You will pay more than $1,000 for a conventional set of Encyclopædia Britannica, and there is a CD-ROM version for only $60. Now, the venerable publication offers itself free online.

However, the response has been so great that all you get when you try to log in is an apology. Millions of Net users tried to access the company Web site Wednesday, jamming the servers.

Thirty-two volumes and 44 million words will be available. You can still subscribe to an online version for $5 a month.

This is a terrific history resource as evidenced by browsing through the special section on the invasion of Normandy.

Britannica has been losing money for years, a victim of computer-driven encyclopedia such as Microsoft's Encarta.

If the free online version is this good, it will be a site many people will want to bookmark.

Beware of Melissa! The macro virus has three sisters on the loose: Melissa MP, U and U Gen1. They arevariants of the old Melissaand spread through e-mail.

They trigger when an infected document is opened. The cure is to download the latest version of your virus protection software, and keep it updated.

TheCollectible Memorabilia Network AuctionpushesNASCARmemorabilia to helpChildren's Miracle Networkhospitals.

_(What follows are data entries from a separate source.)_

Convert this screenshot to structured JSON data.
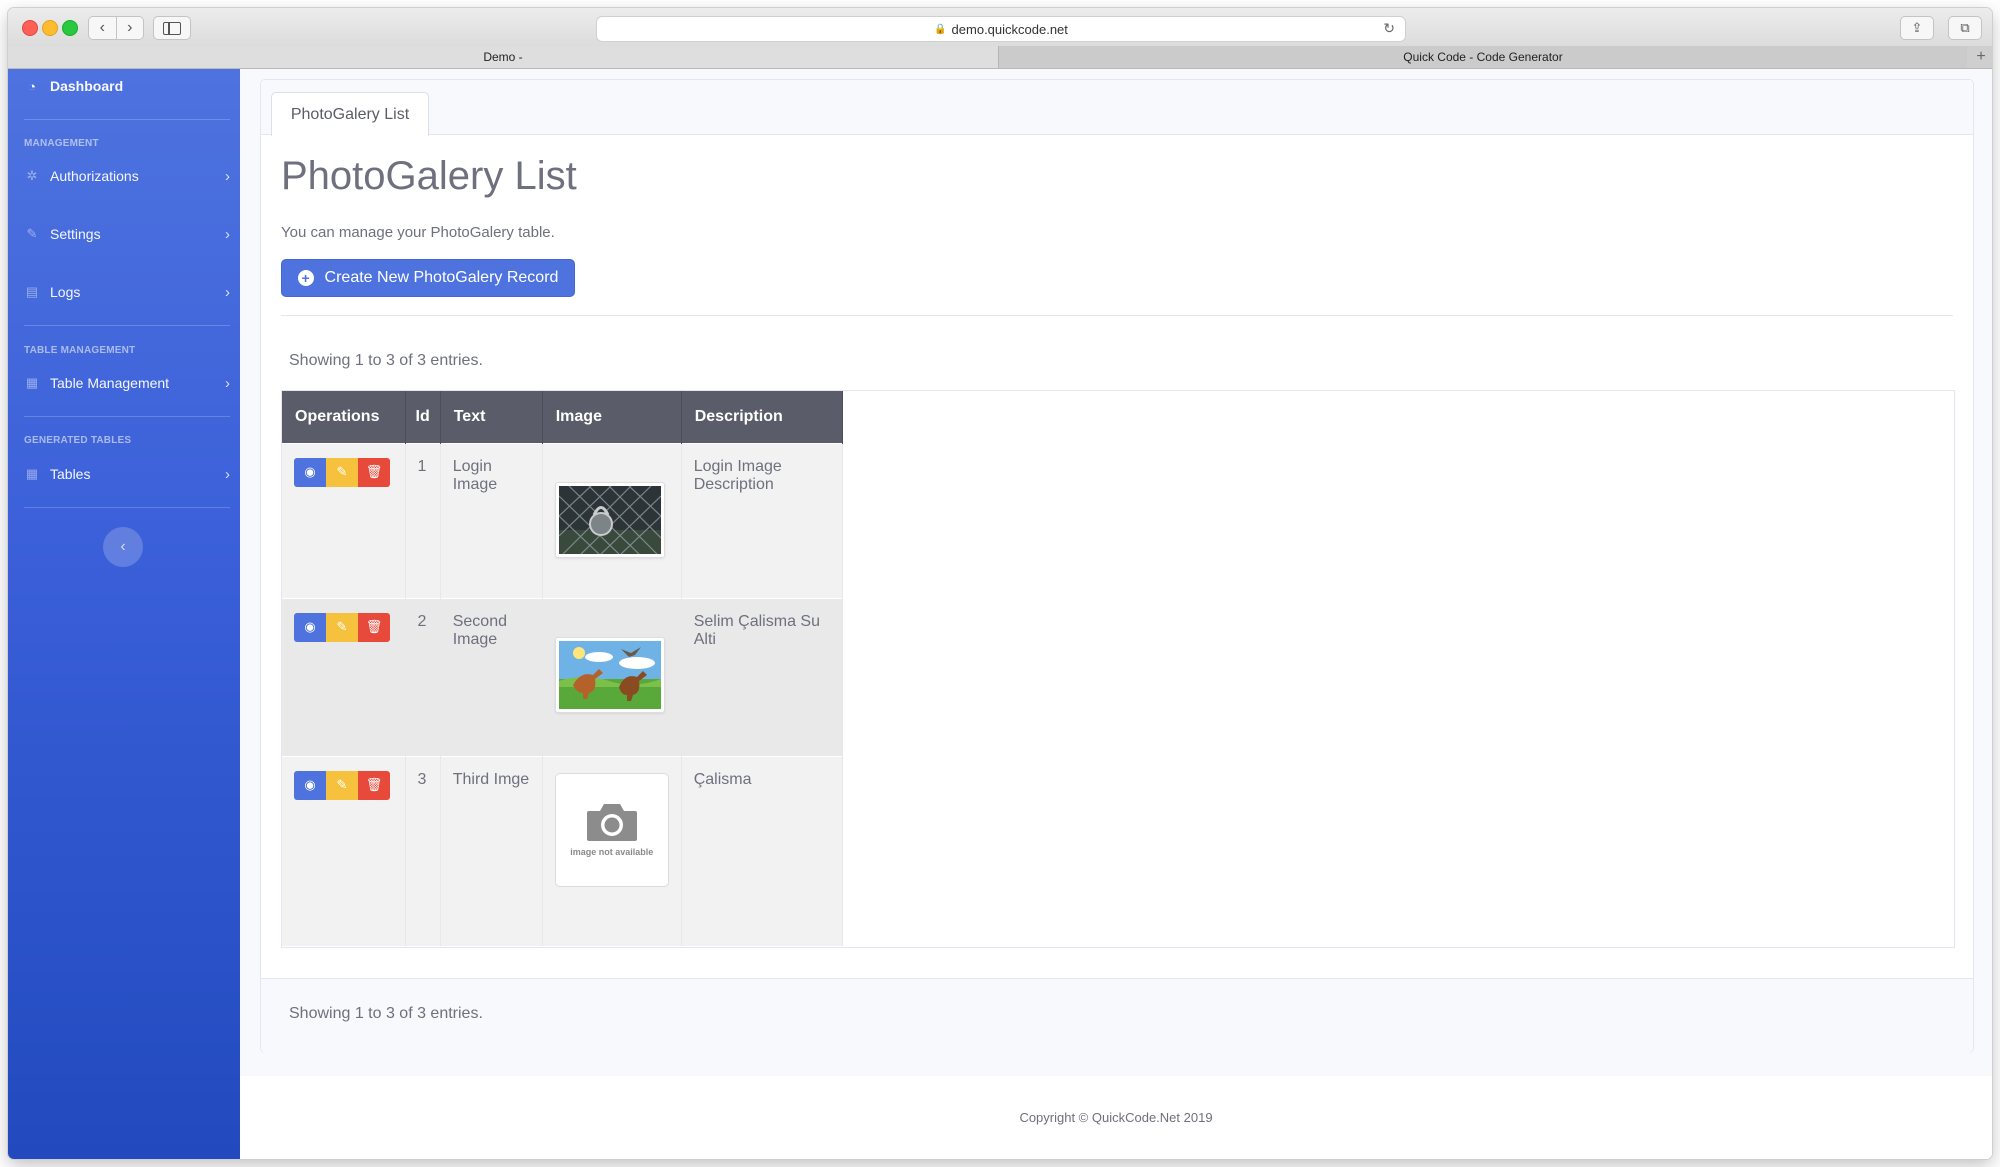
{
  "browser": {
    "url": "demo.quickcode.net",
    "tabs": [
      "Demo -",
      "Quick Code - Code Generator"
    ]
  },
  "sidebar": {
    "dashboard": "Dashboard",
    "sections": {
      "management": "MANAGEMENT",
      "table_management": "TABLE MANAGEMENT",
      "generated_tables": "GENERATED TABLES"
    },
    "items": {
      "authorizations": "Authorizations",
      "settings": "Settings",
      "logs": "Logs",
      "table_management": "Table Management",
      "tables": "Tables"
    }
  },
  "page": {
    "tab": "PhotoGalery List",
    "title": "PhotoGalery List",
    "subtitle": "You can manage your PhotoGalery table.",
    "create_button": "Create New PhotoGalery Record",
    "showing_top": "Showing 1 to 3 of 3 entries.",
    "showing_bottom": "Showing 1 to 3 of 3 entries."
  },
  "table": {
    "headers": [
      "Operations",
      "Id",
      "Text",
      "Image",
      "Description"
    ],
    "rows": [
      {
        "id": "1",
        "text": "Login Image",
        "description": "Login Image Description",
        "image": "padlock-photo"
      },
      {
        "id": "2",
        "text": "Second Image",
        "description": "Selim Çalisma Su Alti",
        "image": "dinosaur-photo"
      },
      {
        "id": "3",
        "text": "Third Imge",
        "description": "Çalisma",
        "image": "image-not-available"
      }
    ],
    "no_image_caption": "image not available"
  },
  "footer": {
    "copyright": "Copyright © QuickCode.Net 2019"
  },
  "colors": {
    "primary": "#4e73df",
    "warning": "#f6c23e",
    "danger": "#e74a3b",
    "table_header": "#5a5c69",
    "text": "#6e707e"
  }
}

There's a good deal on a used tire from Joe Nemechek's car and several metal models.

It is a neat idea, but there has been little movement on this site so far.